YOUR GOAL
Please copy the listing that follows exactly, leaving out any pictures.

EXERCISE INPUT
=== Section Start ===

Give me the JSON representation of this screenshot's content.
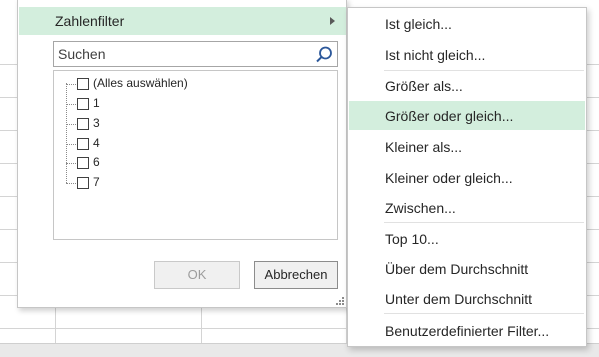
{
  "filter_panel": {
    "number_filters_label": "Zahlenfilter",
    "search_placeholder": "Suchen",
    "list_items": [
      {
        "label": "(Alles auswählen)",
        "checked": false
      },
      {
        "label": "1",
        "checked": false
      },
      {
        "label": "3",
        "checked": false
      },
      {
        "label": "4",
        "checked": false
      },
      {
        "label": "6",
        "checked": false
      },
      {
        "label": "7",
        "checked": false
      }
    ],
    "ok_label": "OK",
    "cancel_label": "Abbrechen"
  },
  "submenu": {
    "items": [
      {
        "label": "Ist gleich..."
      },
      {
        "label": "Ist nicht gleich..."
      },
      {
        "label": "Größer als..."
      },
      {
        "label": "Größer oder gleich..."
      },
      {
        "label": "Kleiner als..."
      },
      {
        "label": "Kleiner oder gleich..."
      },
      {
        "label": "Zwischen..."
      },
      {
        "label": "Top 10..."
      },
      {
        "label": "Über dem Durchschnitt"
      },
      {
        "label": "Unter dem Durchschnitt"
      },
      {
        "label": "Benutzerdefinierter Filter..."
      }
    ],
    "highlighted_item": "Größer oder gleich..."
  },
  "colors": {
    "highlight": "#d3eedd",
    "border": "#c6c6c6",
    "search_icon": "#2b579a"
  }
}
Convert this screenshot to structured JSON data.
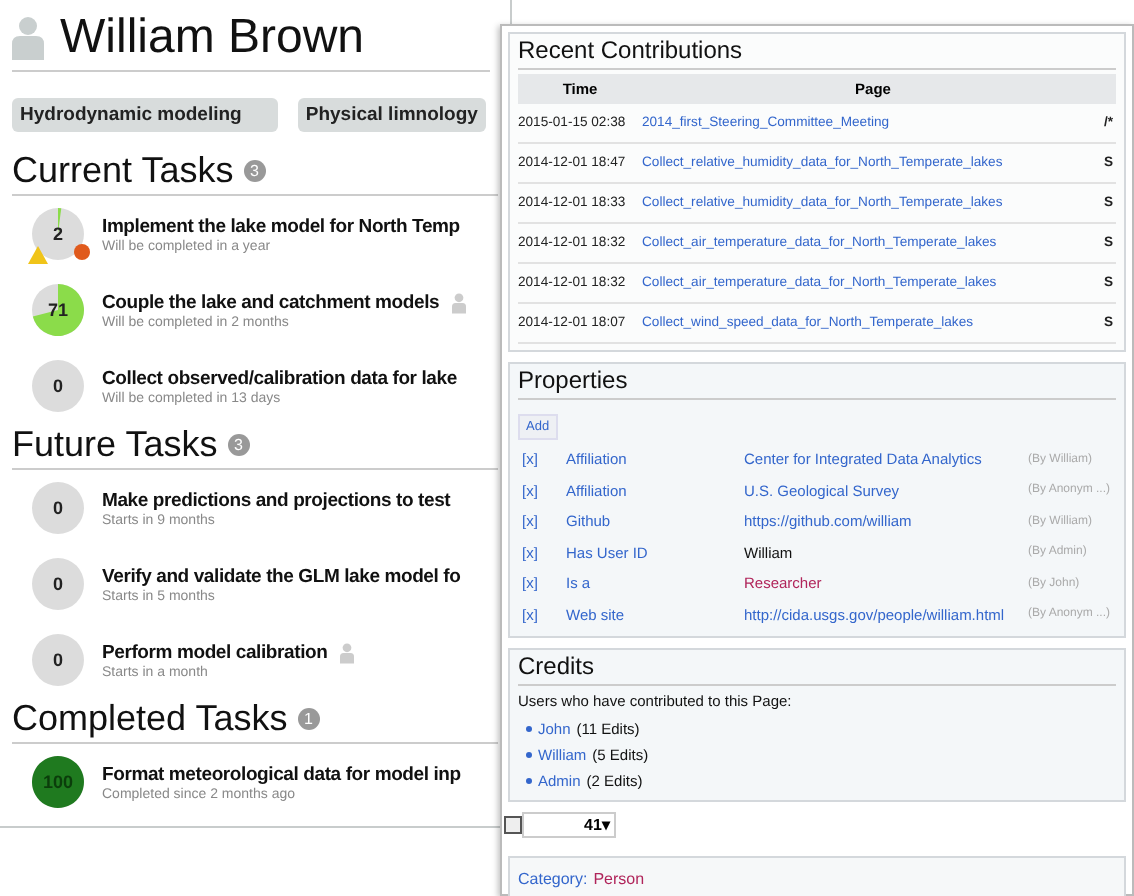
{
  "profile": {
    "name": "William Brown",
    "tags": [
      "Hydrodynamic modeling",
      "Physical limnology"
    ]
  },
  "task_sections": [
    {
      "title": "Current Tasks",
      "count": "3",
      "kind": "current",
      "tasks": [
        {
          "progress": "2",
          "title": "Implement the lake model for North Temp",
          "subtitle": "Will be completed in a year",
          "flagged": true,
          "assignee_icon": false
        },
        {
          "progress": "71",
          "title": "Couple the lake and catchment models",
          "subtitle": "Will be completed in 2 months",
          "flagged": false,
          "assignee_icon": true
        },
        {
          "progress": "0",
          "title": "Collect observed/calibration data for lake",
          "subtitle": "Will be completed in 13 days",
          "flagged": false,
          "assignee_icon": false
        }
      ]
    },
    {
      "title": "Future Tasks",
      "count": "3",
      "kind": "future",
      "tasks": [
        {
          "progress": "0",
          "title": "Make predictions and projections to test",
          "subtitle": "Starts in 9 months",
          "flagged": false,
          "assignee_icon": false
        },
        {
          "progress": "0",
          "title": "Verify and validate the GLM lake model fo",
          "subtitle": "Starts in 5 months",
          "flagged": false,
          "assignee_icon": false
        },
        {
          "progress": "0",
          "title": "Perform model calibration",
          "subtitle": "Starts in a month",
          "flagged": false,
          "assignee_icon": true
        }
      ]
    },
    {
      "title": "Completed Tasks",
      "count": "1",
      "kind": "completed",
      "tasks": [
        {
          "progress": "100",
          "title": "Format meteorological data for model inp",
          "subtitle": "Completed since 2 months ago",
          "flagged": false,
          "assignee_icon": false
        }
      ]
    }
  ],
  "recent_contributions": {
    "title": "Recent Contributions",
    "columns": [
      "Time",
      "Page"
    ],
    "rows": [
      {
        "time": "2015-01-15 02:38",
        "page": "2014_first_Steering_Committee_Meeting",
        "column_3": "/*"
      },
      {
        "time": "2014-12-01 18:47",
        "page": "Collect_relative_humidity_data_for_North_Temperate_lakes",
        "column_3": "S"
      },
      {
        "time": "2014-12-01 18:33",
        "page": "Collect_relative_humidity_data_for_North_Temperate_lakes",
        "column_3": "S"
      },
      {
        "time": "2014-12-01 18:32",
        "page": "Collect_air_temperature_data_for_North_Temperate_lakes",
        "column_3": "S"
      },
      {
        "time": "2014-12-01 18:32",
        "page": "Collect_air_temperature_data_for_North_Temperate_lakes",
        "column_3": "S"
      },
      {
        "time": "2014-12-01 18:07",
        "page": "Collect_wind_speed_data_for_North_Temperate_lakes",
        "column_3": "S"
      }
    ]
  },
  "properties": {
    "title": "Properties",
    "add_label": "Add",
    "rows": [
      {
        "remove": "[x]",
        "property": "Affiliation",
        "value": "Center for Integrated Data Analytics",
        "kind": "link",
        "by": "(By William)"
      },
      {
        "remove": "[x]",
        "property": "Affiliation",
        "value": "U.S. Geological Survey",
        "kind": "link",
        "by": "(By Anonym ...)"
      },
      {
        "remove": "[x]",
        "property": "Github",
        "value": "https://github.com/william",
        "kind": "link",
        "by": "(By William)"
      },
      {
        "remove": "[x]",
        "property": "Has User ID",
        "value": "William",
        "kind": "plain",
        "by": "(By Admin)"
      },
      {
        "remove": "[x]",
        "property": "Is a",
        "value": "Researcher",
        "kind": "category",
        "by": "(By John)"
      },
      {
        "remove": "[x]",
        "property": "Web site",
        "value": "http://cida.usgs.gov/people/william.html",
        "kind": "link",
        "by": "(By Anonym ...)"
      }
    ]
  },
  "credits": {
    "title": "Credits",
    "intro": "Users who have contributed to this Page:",
    "users": [
      {
        "name": "John",
        "edits": "(11 Edits)"
      },
      {
        "name": "William",
        "edits": "(5 Edits)"
      },
      {
        "name": "Admin",
        "edits": "(2 Edits)"
      }
    ]
  },
  "counter": {
    "value": "41▾"
  },
  "category": {
    "label": "Category:",
    "value": "Person"
  }
}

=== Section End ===

REPLY
Give me the JSON representation of this screenshot's content.
{
  "filter_panel": {
    "number_filters_label": "Zahlenfilter",
    "search_placeholder": "Suchen",
    "list_items": [
      {
        "label": "(Alles auswählen)",
        "checked": false
      },
      {
        "label": "1",
        "checked": false
      },
      {
        "label": "3",
        "checked": false
      },
      {
        "label": "4",
        "checked": false
      },
      {
        "label": "6",
        "checked": false
      },
      {
        "label": "7",
        "checked": false
      }
    ],
    "ok_label": "OK",
    "cancel_label": "Abbrechen"
  },
  "submenu": {
    "items": [
      {
        "label": "Ist gleich..."
      },
      {
        "label": "Ist nicht gleich..."
      },
      {
        "label": "Größer als..."
      },
      {
        "label": "Größer oder gleich..."
      },
      {
        "label": "Kleiner als..."
      },
      {
        "label": "Kleiner oder gleich..."
      },
      {
        "label": "Zwischen..."
      },
      {
        "label": "Top 10..."
      },
      {
        "label": "Über dem Durchschnitt"
      },
      {
        "label": "Unter dem Durchschnitt"
      },
      {
        "label": "Benutzerdefinierter Filter..."
      }
    ],
    "highlighted_item": "Größer oder gleich..."
  },
  "colors": {
    "highlight": "#d3eedd",
    "border": "#c6c6c6",
    "search_icon": "#2b579a"
  }
}
Convert this screenshot to structured JSON data.
{
  "profile": {
    "name": "William Brown",
    "tags": [
      "Hydrodynamic modeling",
      "Physical limnology"
    ]
  },
  "task_sections": [
    {
      "title": "Current Tasks",
      "count": "3",
      "kind": "current",
      "tasks": [
        {
          "progress": "2",
          "title": "Implement the lake model for North Temp",
          "subtitle": "Will be completed in a year",
          "flagged": true,
          "assignee_icon": false
        },
        {
          "progress": "71",
          "title": "Couple the lake and catchment models",
          "subtitle": "Will be completed in 2 months",
          "flagged": false,
          "assignee_icon": true
        },
        {
          "progress": "0",
          "title": "Collect observed/calibration data for lake",
          "subtitle": "Will be completed in 13 days",
          "flagged": false,
          "assignee_icon": false
        }
      ]
    },
    {
      "title": "Future Tasks",
      "count": "3",
      "kind": "future",
      "tasks": [
        {
          "progress": "0",
          "title": "Make predictions and projections to test",
          "subtitle": "Starts in 9 months",
          "flagged": false,
          "assignee_icon": false
        },
        {
          "progress": "0",
          "title": "Verify and validate the GLM lake model fo",
          "subtitle": "Starts in 5 months",
          "flagged": false,
          "assignee_icon": false
        },
        {
          "progress": "0",
          "title": "Perform model calibration",
          "subtitle": "Starts in a month",
          "flagged": false,
          "assignee_icon": true
        }
      ]
    },
    {
      "title": "Completed Tasks",
      "count": "1",
      "kind": "completed",
      "tasks": [
        {
          "progress": "100",
          "title": "Format meteorological data for model inp",
          "subtitle": "Completed since 2 months ago",
          "flagged": false,
          "assignee_icon": false
        }
      ]
    }
  ],
  "recent_contributions": {
    "title": "Recent Contributions",
    "columns": [
      "Time",
      "Page"
    ],
    "rows": [
      {
        "time": "2015-01-15 02:38",
        "page": "2014_first_Steering_Committee_Meeting",
        "column_3": "/*"
      },
      {
        "time": "2014-12-01 18:47",
        "page": "Collect_relative_humidity_data_for_North_Temperate_lakes",
        "column_3": "S"
      },
      {
        "time": "2014-12-01 18:33",
        "page": "Collect_relative_humidity_data_for_North_Temperate_lakes",
        "column_3": "S"
      },
      {
        "time": "2014-12-01 18:32",
        "page": "Collect_air_temperature_data_for_North_Temperate_lakes",
        "column_3": "S"
      },
      {
        "time": "2014-12-01 18:32",
        "page": "Collect_air_temperature_data_for_North_Temperate_lakes",
        "column_3": "S"
      },
      {
        "time": "2014-12-01 18:07",
        "page": "Collect_wind_speed_data_for_North_Temperate_lakes",
        "column_3": "S"
      }
    ]
  },
  "properties": {
    "title": "Properties",
    "add_label": "Add",
    "rows": [
      {
        "remove": "[x]",
        "property": "Affiliation",
        "value": "Center for Integrated Data Analytics",
        "kind": "link",
        "by": "(By William)"
      },
      {
        "remove": "[x]",
        "property": "Affiliation",
        "value": "U.S. Geological Survey",
        "kind": "link",
        "by": "(By Anonym ...)"
      },
      {
        "remove": "[x]",
        "property": "Github",
        "value": "https://github.com/william",
        "kind": "link",
        "by": "(By William)"
      },
      {
        "remove": "[x]",
        "property": "Has User ID",
        "value": "William",
        "kind": "plain",
        "by": "(By Admin)"
      },
      {
        "remove": "[x]",
        "property": "Is a",
        "value": "Researcher",
        "kind": "category",
        "by": "(By John)"
      },
      {
        "remove": "[x]",
        "property": "Web site",
        "value": "http://cida.usgs.gov/people/william.html",
        "kind": "link",
        "by": "(By Anonym ...)"
      }
    ]
  },
  "credits": {
    "title": "Credits",
    "intro": "Users who have contributed to this Page:",
    "users": [
      {
        "name": "John",
        "edits": "(11 Edits)"
      },
      {
        "name": "William",
        "edits": "(5 Edits)"
      },
      {
        "name": "Admin",
        "edits": "(2 Edits)"
      }
    ]
  },
  "counter": {
    "value": "41▾"
  },
  "category": {
    "label": "Category:",
    "value": "Person"
  }
}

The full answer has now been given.